*Supplied records*:
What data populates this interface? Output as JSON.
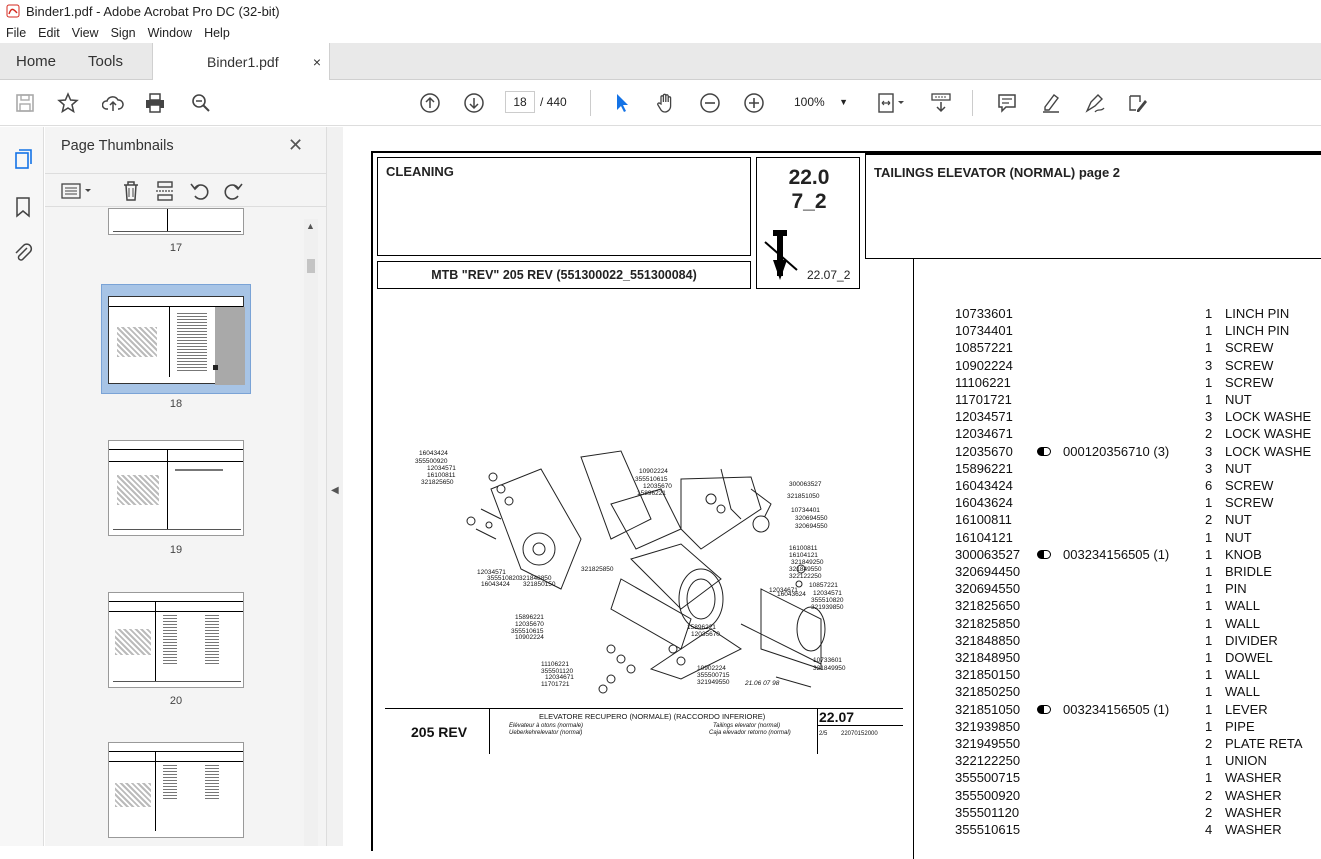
{
  "app": {
    "window_title": "Binder1.pdf - Adobe Acrobat Pro DC (32-bit)",
    "menu": [
      "File",
      "Edit",
      "View",
      "Sign",
      "Window",
      "Help"
    ],
    "tabs": {
      "home": "Home",
      "tools": "Tools",
      "document": "Binder1.pdf",
      "close": "×"
    },
    "toolbar": {
      "current_page": "18",
      "total_pages": "/ 440",
      "zoom": "100%"
    }
  },
  "panel": {
    "title": "Page Thumbnails",
    "thumbnails": [
      "17",
      "18",
      "19",
      "20"
    ]
  },
  "document": {
    "header_left": "CLEANING",
    "header_code": "22.0\n7_2",
    "header_right": "TAILINGS ELEVATOR (NORMAL)  page 2",
    "model": "MTB \"REV\" 205 REV (551300022_551300084)",
    "small_code": "22.07_2",
    "footer_model": "205 REV",
    "footer_title": "ELEVATORE RECUPERO  (NORMALE) (RACCORDO INFERIORE)",
    "footer_sub1": "Elévateur à otons (normale)",
    "footer_sub2": "Ueberkehrelevator (normal)",
    "footer_sub3": "Tailings elevator (normal)",
    "footer_sub4": "Caja elevador retorno (normal)",
    "footer_code": "22.07",
    "footer_page": "2/5",
    "footer_ref": "22070152000",
    "diagram_date": "21.06  07  98",
    "diagram_labels": [
      "16043424",
      "355500920",
      "12034571",
      "16100811",
      "321825650",
      "10902224",
      "355510615",
      "12035670",
      "15896221",
      "300063527",
      "321851050",
      "10734401",
      "320694550",
      "320694550",
      "16100811",
      "16104121",
      "321849250",
      "321849550",
      "322122250",
      "321848850",
      "321850150",
      "321825850",
      "12034571",
      "355510820",
      "16043424",
      "10857221",
      "12034671",
      "16043624",
      "12034571",
      "355510820",
      "321939850",
      "15896221",
      "12035670",
      "355510615",
      "10902224",
      "15896221",
      "12035670",
      "11106221",
      "355501120",
      "12034671",
      "11701721",
      "10902224",
      "355500715",
      "321949550",
      "10733601",
      "321849950"
    ],
    "parts": [
      {
        "code": "10733601",
        "ref": "",
        "qty": "1",
        "desc": "LINCH PIN"
      },
      {
        "code": "10734401",
        "ref": "",
        "qty": "1",
        "desc": "LINCH PIN"
      },
      {
        "code": "10857221",
        "ref": "",
        "qty": "1",
        "desc": "SCREW"
      },
      {
        "code": "10902224",
        "ref": "",
        "qty": "3",
        "desc": "SCREW"
      },
      {
        "code": "11106221",
        "ref": "",
        "qty": "1",
        "desc": "SCREW"
      },
      {
        "code": "11701721",
        "ref": "",
        "qty": "1",
        "desc": "NUT"
      },
      {
        "code": "12034571",
        "ref": "",
        "qty": "3",
        "desc": "LOCK WASHE"
      },
      {
        "code": "12034671",
        "ref": "",
        "qty": "2",
        "desc": "LOCK WASHE"
      },
      {
        "code": "12035670",
        "ref": "000120356710  (3)",
        "qty": "3",
        "desc": "LOCK WASHE"
      },
      {
        "code": "15896221",
        "ref": "",
        "qty": "3",
        "desc": "NUT"
      },
      {
        "code": "16043424",
        "ref": "",
        "qty": "6",
        "desc": "SCREW"
      },
      {
        "code": "16043624",
        "ref": "",
        "qty": "1",
        "desc": "SCREW"
      },
      {
        "code": "16100811",
        "ref": "",
        "qty": "2",
        "desc": "NUT"
      },
      {
        "code": "16104121",
        "ref": "",
        "qty": "1",
        "desc": "NUT"
      },
      {
        "code": "300063527",
        "ref": "003234156505  (1)",
        "qty": "1",
        "desc": "KNOB"
      },
      {
        "code": "320694450",
        "ref": "",
        "qty": "1",
        "desc": "BRIDLE"
      },
      {
        "code": "320694550",
        "ref": "",
        "qty": "1",
        "desc": "PIN"
      },
      {
        "code": "321825650",
        "ref": "",
        "qty": "1",
        "desc": "WALL"
      },
      {
        "code": "321825850",
        "ref": "",
        "qty": "1",
        "desc": "WALL"
      },
      {
        "code": "321848850",
        "ref": "",
        "qty": "1",
        "desc": "DIVIDER"
      },
      {
        "code": "321848950",
        "ref": "",
        "qty": "1",
        "desc": "DOWEL"
      },
      {
        "code": "321850150",
        "ref": "",
        "qty": "1",
        "desc": "WALL"
      },
      {
        "code": "321850250",
        "ref": "",
        "qty": "1",
        "desc": "WALL"
      },
      {
        "code": "321851050",
        "ref": "003234156505  (1)",
        "qty": "1",
        "desc": "LEVER"
      },
      {
        "code": "321939850",
        "ref": "",
        "qty": "1",
        "desc": "PIPE"
      },
      {
        "code": "321949550",
        "ref": "",
        "qty": "2",
        "desc": "PLATE RETA"
      },
      {
        "code": "322122250",
        "ref": "",
        "qty": "1",
        "desc": "UNION"
      },
      {
        "code": "355500715",
        "ref": "",
        "qty": "1",
        "desc": "WASHER"
      },
      {
        "code": "355500920",
        "ref": "",
        "qty": "2",
        "desc": "WASHER"
      },
      {
        "code": "355501120",
        "ref": "",
        "qty": "2",
        "desc": "WASHER"
      },
      {
        "code": "355510615",
        "ref": "",
        "qty": "4",
        "desc": "WASHER"
      }
    ]
  }
}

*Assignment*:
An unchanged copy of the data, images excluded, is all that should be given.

*Response to the task*:
What data populates this interface? Output as JSON.
{
  "app": {
    "window_title": "Binder1.pdf - Adobe Acrobat Pro DC (32-bit)",
    "menu": [
      "File",
      "Edit",
      "View",
      "Sign",
      "Window",
      "Help"
    ],
    "tabs": {
      "home": "Home",
      "tools": "Tools",
      "document": "Binder1.pdf",
      "close": "×"
    },
    "toolbar": {
      "current_page": "18",
      "total_pages": "/ 440",
      "zoom": "100%"
    }
  },
  "panel": {
    "title": "Page Thumbnails",
    "thumbnails": [
      "17",
      "18",
      "19",
      "20"
    ]
  },
  "document": {
    "header_left": "CLEANING",
    "header_code": "22.0\n7_2",
    "header_right": "TAILINGS ELEVATOR (NORMAL)  page 2",
    "model": "MTB \"REV\" 205 REV (551300022_551300084)",
    "small_code": "22.07_2",
    "footer_model": "205 REV",
    "footer_title": "ELEVATORE RECUPERO  (NORMALE) (RACCORDO INFERIORE)",
    "footer_sub1": "Elévateur à otons (normale)",
    "footer_sub2": "Ueberkehrelevator (normal)",
    "footer_sub3": "Tailings elevator (normal)",
    "footer_sub4": "Caja elevador retorno (normal)",
    "footer_code": "22.07",
    "footer_page": "2/5",
    "footer_ref": "22070152000",
    "diagram_date": "21.06  07  98",
    "diagram_labels": [
      "16043424",
      "355500920",
      "12034571",
      "16100811",
      "321825650",
      "10902224",
      "355510615",
      "12035670",
      "15896221",
      "300063527",
      "321851050",
      "10734401",
      "320694550",
      "320694550",
      "16100811",
      "16104121",
      "321849250",
      "321849550",
      "322122250",
      "321848850",
      "321850150",
      "321825850",
      "12034571",
      "355510820",
      "16043424",
      "10857221",
      "12034671",
      "16043624",
      "12034571",
      "355510820",
      "321939850",
      "15896221",
      "12035670",
      "355510615",
      "10902224",
      "15896221",
      "12035670",
      "11106221",
      "355501120",
      "12034671",
      "11701721",
      "10902224",
      "355500715",
      "321949550",
      "10733601",
      "321849950"
    ],
    "parts": [
      {
        "code": "10733601",
        "ref": "",
        "qty": "1",
        "desc": "LINCH PIN"
      },
      {
        "code": "10734401",
        "ref": "",
        "qty": "1",
        "desc": "LINCH PIN"
      },
      {
        "code": "10857221",
        "ref": "",
        "qty": "1",
        "desc": "SCREW"
      },
      {
        "code": "10902224",
        "ref": "",
        "qty": "3",
        "desc": "SCREW"
      },
      {
        "code": "11106221",
        "ref": "",
        "qty": "1",
        "desc": "SCREW"
      },
      {
        "code": "11701721",
        "ref": "",
        "qty": "1",
        "desc": "NUT"
      },
      {
        "code": "12034571",
        "ref": "",
        "qty": "3",
        "desc": "LOCK WASHE"
      },
      {
        "code": "12034671",
        "ref": "",
        "qty": "2",
        "desc": "LOCK WASHE"
      },
      {
        "code": "12035670",
        "ref": "000120356710  (3)",
        "qty": "3",
        "desc": "LOCK WASHE"
      },
      {
        "code": "15896221",
        "ref": "",
        "qty": "3",
        "desc": "NUT"
      },
      {
        "code": "16043424",
        "ref": "",
        "qty": "6",
        "desc": "SCREW"
      },
      {
        "code": "16043624",
        "ref": "",
        "qty": "1",
        "desc": "SCREW"
      },
      {
        "code": "16100811",
        "ref": "",
        "qty": "2",
        "desc": "NUT"
      },
      {
        "code": "16104121",
        "ref": "",
        "qty": "1",
        "desc": "NUT"
      },
      {
        "code": "300063527",
        "ref": "003234156505  (1)",
        "qty": "1",
        "desc": "KNOB"
      },
      {
        "code": "320694450",
        "ref": "",
        "qty": "1",
        "desc": "BRIDLE"
      },
      {
        "code": "320694550",
        "ref": "",
        "qty": "1",
        "desc": "PIN"
      },
      {
        "code": "321825650",
        "ref": "",
        "qty": "1",
        "desc": "WALL"
      },
      {
        "code": "321825850",
        "ref": "",
        "qty": "1",
        "desc": "WALL"
      },
      {
        "code": "321848850",
        "ref": "",
        "qty": "1",
        "desc": "DIVIDER"
      },
      {
        "code": "321848950",
        "ref": "",
        "qty": "1",
        "desc": "DOWEL"
      },
      {
        "code": "321850150",
        "ref": "",
        "qty": "1",
        "desc": "WALL"
      },
      {
        "code": "321850250",
        "ref": "",
        "qty": "1",
        "desc": "WALL"
      },
      {
        "code": "321851050",
        "ref": "003234156505  (1)",
        "qty": "1",
        "desc": "LEVER"
      },
      {
        "code": "321939850",
        "ref": "",
        "qty": "1",
        "desc": "PIPE"
      },
      {
        "code": "321949550",
        "ref": "",
        "qty": "2",
        "desc": "PLATE RETA"
      },
      {
        "code": "322122250",
        "ref": "",
        "qty": "1",
        "desc": "UNION"
      },
      {
        "code": "355500715",
        "ref": "",
        "qty": "1",
        "desc": "WASHER"
      },
      {
        "code": "355500920",
        "ref": "",
        "qty": "2",
        "desc": "WASHER"
      },
      {
        "code": "355501120",
        "ref": "",
        "qty": "2",
        "desc": "WASHER"
      },
      {
        "code": "355510615",
        "ref": "",
        "qty": "4",
        "desc": "WASHER"
      }
    ]
  }
}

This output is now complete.